What you are asked to do - Search the data below for the string "date". Extract every line that contains it.

Data to examine -
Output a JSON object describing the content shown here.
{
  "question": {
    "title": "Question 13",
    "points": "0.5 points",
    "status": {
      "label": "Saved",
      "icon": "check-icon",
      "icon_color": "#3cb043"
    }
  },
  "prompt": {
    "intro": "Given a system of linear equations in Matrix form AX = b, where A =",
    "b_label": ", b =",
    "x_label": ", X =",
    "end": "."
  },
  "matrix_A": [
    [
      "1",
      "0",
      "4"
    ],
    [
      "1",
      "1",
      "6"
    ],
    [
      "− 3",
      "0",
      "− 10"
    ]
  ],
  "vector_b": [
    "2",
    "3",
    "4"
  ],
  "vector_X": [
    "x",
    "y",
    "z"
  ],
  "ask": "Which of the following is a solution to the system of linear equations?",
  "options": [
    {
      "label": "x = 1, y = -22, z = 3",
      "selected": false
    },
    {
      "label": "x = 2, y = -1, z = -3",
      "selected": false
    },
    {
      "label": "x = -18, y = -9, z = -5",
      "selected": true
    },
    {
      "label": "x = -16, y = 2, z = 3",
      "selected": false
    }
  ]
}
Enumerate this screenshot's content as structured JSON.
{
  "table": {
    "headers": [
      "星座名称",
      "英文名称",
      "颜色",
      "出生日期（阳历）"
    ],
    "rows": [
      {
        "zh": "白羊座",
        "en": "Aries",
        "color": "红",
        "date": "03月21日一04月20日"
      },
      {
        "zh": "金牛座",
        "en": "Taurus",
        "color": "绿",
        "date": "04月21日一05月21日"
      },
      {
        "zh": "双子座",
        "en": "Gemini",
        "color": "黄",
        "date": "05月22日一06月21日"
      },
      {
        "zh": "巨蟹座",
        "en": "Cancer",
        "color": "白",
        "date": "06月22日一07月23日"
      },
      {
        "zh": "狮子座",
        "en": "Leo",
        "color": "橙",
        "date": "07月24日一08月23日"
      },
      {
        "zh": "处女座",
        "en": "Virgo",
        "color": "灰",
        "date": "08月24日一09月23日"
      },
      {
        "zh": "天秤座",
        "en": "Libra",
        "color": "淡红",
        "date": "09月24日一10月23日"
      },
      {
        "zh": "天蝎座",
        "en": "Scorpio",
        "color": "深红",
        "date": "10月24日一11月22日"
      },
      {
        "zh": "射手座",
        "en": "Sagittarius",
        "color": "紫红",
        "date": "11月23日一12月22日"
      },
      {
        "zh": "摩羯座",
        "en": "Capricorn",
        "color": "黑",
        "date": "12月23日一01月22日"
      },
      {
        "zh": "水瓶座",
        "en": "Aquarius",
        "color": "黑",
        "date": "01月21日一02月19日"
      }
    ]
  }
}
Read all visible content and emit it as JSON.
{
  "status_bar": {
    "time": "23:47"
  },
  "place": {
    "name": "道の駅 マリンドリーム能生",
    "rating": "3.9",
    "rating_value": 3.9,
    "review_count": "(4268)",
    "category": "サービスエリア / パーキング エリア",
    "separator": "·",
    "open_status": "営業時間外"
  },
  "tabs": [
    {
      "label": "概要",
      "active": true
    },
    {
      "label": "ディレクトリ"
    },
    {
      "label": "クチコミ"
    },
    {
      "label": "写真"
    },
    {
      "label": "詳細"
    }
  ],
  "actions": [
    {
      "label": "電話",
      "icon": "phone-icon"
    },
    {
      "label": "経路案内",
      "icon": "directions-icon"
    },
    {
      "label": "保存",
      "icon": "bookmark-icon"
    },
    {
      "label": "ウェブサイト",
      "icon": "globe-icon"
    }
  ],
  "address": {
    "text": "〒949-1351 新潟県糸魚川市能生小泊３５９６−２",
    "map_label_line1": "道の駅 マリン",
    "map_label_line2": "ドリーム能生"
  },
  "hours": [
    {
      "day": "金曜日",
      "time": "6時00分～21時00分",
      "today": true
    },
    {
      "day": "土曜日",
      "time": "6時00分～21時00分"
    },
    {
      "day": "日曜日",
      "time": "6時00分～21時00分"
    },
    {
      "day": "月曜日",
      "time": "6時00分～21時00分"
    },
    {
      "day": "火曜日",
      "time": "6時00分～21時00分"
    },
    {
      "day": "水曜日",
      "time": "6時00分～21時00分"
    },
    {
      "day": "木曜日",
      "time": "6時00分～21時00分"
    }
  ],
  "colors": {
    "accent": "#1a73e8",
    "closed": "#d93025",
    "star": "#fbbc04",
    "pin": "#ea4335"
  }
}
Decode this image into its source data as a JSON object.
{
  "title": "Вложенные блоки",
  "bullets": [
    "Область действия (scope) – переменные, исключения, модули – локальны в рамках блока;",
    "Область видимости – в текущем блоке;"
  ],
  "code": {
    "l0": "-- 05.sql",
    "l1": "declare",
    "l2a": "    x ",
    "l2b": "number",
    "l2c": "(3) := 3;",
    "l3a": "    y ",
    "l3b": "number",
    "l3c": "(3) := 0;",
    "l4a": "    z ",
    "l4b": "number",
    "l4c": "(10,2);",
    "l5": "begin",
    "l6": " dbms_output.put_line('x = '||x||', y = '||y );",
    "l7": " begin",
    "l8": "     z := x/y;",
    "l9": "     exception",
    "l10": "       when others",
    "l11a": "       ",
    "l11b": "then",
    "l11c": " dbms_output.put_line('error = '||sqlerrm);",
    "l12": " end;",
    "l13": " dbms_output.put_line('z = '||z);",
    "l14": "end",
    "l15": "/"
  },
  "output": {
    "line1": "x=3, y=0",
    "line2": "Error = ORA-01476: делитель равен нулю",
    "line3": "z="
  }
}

Answer for the task -
        "date": "03月21日一04月20日"
        "date": "04月21日一05月21日"
        "date": "05月22日一06月21日"
        "date": "06月22日一07月23日"
        "date": "07月24日一08月23日"
        "date": "08月24日一09月23日"
        "date": "09月24日一10月23日"
        "date": "10月24日一11月22日"
        "date": "11月23日一12月22日"
        "date": "12月23日一01月22日"
        "date": "01月21日一02月19日"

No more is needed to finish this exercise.